■ Exercise brief ■
Give the count of lines in the entries that include "this", and write nothing besides it.

■ Data shown ■
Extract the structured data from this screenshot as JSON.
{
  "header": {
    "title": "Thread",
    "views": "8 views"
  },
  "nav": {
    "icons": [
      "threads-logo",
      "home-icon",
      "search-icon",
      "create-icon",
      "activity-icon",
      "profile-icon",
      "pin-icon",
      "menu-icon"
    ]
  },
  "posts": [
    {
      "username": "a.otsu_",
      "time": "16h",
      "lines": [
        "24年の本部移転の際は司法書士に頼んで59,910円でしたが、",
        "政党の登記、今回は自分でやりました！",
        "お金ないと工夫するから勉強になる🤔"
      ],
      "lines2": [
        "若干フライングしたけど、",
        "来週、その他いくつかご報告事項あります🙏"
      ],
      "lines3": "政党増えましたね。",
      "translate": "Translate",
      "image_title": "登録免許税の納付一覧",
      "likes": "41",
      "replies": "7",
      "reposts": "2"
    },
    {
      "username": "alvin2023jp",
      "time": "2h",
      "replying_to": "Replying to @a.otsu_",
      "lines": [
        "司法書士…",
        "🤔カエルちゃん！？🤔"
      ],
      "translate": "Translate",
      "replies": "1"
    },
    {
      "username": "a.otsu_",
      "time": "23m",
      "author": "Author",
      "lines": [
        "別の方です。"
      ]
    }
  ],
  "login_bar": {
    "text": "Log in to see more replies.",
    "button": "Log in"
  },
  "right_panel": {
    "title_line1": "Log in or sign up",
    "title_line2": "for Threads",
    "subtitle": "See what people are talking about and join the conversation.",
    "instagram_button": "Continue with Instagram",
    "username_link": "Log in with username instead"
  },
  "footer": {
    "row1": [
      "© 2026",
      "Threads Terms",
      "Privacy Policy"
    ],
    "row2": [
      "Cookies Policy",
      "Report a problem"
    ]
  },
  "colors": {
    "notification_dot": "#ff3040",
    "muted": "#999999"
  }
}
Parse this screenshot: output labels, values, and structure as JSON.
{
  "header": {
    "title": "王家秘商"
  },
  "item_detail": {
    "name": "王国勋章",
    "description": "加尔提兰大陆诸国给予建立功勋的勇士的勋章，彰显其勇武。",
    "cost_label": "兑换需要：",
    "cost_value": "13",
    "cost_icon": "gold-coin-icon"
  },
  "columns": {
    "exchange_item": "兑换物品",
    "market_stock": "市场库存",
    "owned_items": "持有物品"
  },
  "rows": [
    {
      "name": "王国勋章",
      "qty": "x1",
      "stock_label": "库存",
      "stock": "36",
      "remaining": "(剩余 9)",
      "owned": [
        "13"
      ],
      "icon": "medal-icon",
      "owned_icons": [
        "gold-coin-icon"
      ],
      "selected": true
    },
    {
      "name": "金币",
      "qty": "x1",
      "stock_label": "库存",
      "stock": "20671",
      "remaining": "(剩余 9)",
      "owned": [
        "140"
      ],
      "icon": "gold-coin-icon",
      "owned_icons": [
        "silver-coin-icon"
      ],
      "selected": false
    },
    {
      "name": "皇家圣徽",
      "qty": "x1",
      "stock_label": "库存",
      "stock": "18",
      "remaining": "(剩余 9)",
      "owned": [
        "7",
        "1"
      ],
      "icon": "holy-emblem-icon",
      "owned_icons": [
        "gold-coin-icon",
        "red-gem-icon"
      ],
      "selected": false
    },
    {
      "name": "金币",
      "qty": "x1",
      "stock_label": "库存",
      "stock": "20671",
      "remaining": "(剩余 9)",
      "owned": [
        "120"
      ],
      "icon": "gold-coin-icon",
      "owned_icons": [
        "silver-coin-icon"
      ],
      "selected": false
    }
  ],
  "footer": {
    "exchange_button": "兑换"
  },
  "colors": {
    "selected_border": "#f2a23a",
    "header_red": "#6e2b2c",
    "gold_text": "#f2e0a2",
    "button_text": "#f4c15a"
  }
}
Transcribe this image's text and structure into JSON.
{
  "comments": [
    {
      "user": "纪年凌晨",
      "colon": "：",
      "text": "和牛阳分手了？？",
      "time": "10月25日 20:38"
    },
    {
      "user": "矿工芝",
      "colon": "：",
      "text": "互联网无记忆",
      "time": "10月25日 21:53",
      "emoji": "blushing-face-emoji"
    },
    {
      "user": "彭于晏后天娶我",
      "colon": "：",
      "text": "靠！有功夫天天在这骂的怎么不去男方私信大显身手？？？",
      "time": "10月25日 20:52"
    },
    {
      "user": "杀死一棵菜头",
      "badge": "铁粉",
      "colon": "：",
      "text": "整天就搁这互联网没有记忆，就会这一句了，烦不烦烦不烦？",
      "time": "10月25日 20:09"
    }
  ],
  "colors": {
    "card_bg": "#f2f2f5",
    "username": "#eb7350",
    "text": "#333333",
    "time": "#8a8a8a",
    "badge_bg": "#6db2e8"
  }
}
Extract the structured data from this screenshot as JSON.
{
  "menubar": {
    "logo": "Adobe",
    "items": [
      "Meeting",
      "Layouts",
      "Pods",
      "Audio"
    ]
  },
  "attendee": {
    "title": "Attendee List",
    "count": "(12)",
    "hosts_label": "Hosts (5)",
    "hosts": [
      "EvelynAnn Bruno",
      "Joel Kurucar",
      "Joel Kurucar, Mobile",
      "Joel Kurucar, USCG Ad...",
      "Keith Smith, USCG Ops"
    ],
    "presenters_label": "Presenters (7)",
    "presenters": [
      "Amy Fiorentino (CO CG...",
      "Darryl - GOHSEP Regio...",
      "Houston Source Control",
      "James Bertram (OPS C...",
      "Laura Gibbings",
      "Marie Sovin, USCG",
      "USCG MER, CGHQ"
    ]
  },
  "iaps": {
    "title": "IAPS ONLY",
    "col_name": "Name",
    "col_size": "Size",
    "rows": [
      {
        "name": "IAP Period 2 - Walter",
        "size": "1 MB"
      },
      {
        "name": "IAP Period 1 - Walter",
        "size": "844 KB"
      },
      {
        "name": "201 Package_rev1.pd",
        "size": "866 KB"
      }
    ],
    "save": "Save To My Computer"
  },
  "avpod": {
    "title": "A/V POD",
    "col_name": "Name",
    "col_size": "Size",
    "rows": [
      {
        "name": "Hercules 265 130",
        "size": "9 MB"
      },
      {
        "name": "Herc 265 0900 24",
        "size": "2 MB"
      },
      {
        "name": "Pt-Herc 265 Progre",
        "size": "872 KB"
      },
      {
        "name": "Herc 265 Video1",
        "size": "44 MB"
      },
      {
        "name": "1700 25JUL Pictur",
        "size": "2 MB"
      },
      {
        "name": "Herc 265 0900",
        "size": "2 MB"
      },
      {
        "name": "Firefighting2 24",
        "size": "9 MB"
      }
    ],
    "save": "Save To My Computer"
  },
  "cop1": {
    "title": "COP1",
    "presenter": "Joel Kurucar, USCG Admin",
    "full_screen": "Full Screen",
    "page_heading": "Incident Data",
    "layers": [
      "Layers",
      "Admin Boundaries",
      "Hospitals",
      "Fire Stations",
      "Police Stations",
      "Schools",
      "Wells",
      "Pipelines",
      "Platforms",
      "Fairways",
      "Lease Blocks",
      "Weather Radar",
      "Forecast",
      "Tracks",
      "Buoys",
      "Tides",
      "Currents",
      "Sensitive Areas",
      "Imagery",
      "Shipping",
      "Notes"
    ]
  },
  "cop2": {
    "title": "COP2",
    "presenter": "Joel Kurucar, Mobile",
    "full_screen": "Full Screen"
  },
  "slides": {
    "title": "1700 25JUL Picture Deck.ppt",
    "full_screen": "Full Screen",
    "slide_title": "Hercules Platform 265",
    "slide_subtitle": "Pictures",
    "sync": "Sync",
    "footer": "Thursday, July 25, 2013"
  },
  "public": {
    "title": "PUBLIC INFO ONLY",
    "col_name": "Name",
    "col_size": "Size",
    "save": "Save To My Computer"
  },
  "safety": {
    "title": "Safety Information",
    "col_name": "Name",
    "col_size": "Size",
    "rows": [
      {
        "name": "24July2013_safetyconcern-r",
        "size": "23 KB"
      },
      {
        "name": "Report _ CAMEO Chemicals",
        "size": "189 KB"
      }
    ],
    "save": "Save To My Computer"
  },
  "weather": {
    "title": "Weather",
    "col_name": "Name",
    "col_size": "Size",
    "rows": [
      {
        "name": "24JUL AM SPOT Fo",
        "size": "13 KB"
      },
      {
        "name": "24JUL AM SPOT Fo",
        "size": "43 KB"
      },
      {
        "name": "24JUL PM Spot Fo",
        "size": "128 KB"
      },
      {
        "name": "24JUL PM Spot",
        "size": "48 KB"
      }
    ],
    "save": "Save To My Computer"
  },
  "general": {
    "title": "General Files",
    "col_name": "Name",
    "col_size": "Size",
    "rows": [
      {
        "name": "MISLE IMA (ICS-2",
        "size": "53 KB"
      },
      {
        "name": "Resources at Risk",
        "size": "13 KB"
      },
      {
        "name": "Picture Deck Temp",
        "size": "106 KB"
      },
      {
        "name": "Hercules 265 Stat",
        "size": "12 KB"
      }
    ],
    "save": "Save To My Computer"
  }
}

■ Answer to the problem ■
4